(Page and application data records)
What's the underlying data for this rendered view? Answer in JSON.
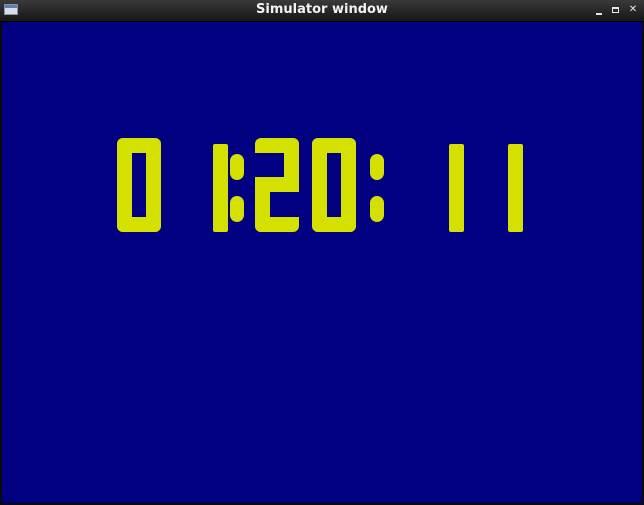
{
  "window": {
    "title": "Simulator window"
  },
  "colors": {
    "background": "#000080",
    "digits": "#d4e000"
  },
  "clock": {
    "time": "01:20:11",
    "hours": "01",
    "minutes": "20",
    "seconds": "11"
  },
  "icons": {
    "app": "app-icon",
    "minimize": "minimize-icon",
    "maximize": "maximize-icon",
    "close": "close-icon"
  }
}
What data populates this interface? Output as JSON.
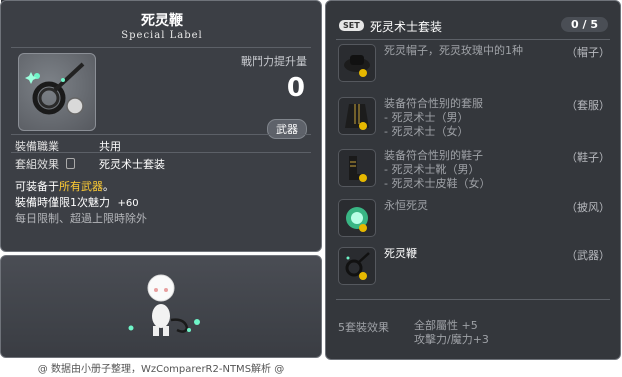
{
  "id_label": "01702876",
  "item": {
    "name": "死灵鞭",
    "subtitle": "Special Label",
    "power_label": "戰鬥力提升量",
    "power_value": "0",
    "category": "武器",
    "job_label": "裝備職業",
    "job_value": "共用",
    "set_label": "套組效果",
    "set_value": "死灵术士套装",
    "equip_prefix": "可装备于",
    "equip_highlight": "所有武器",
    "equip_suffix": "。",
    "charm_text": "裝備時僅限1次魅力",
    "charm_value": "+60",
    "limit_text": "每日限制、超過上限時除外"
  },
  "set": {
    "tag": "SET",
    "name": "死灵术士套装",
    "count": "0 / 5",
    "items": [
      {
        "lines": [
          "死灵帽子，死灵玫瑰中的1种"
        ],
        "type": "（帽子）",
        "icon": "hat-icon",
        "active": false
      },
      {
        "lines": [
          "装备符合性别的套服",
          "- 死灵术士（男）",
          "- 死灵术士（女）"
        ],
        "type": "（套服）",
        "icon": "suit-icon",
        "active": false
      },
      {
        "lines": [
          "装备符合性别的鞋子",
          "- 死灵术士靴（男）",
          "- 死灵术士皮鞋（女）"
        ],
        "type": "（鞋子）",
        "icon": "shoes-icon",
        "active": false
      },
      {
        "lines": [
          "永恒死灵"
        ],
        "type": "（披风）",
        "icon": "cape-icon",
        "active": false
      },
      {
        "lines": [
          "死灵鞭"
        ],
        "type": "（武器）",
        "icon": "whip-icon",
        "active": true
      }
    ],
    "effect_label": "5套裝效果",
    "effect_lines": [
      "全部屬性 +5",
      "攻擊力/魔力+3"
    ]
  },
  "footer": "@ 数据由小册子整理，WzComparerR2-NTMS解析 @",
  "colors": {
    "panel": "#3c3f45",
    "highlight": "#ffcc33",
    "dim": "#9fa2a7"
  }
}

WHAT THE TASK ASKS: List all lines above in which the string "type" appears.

EXERCISE RESULT:
        "type": "（帽子）",
        "type": "（套服）",
        "type": "（鞋子）",
        "type": "（披风）",
        "type": "（武器）",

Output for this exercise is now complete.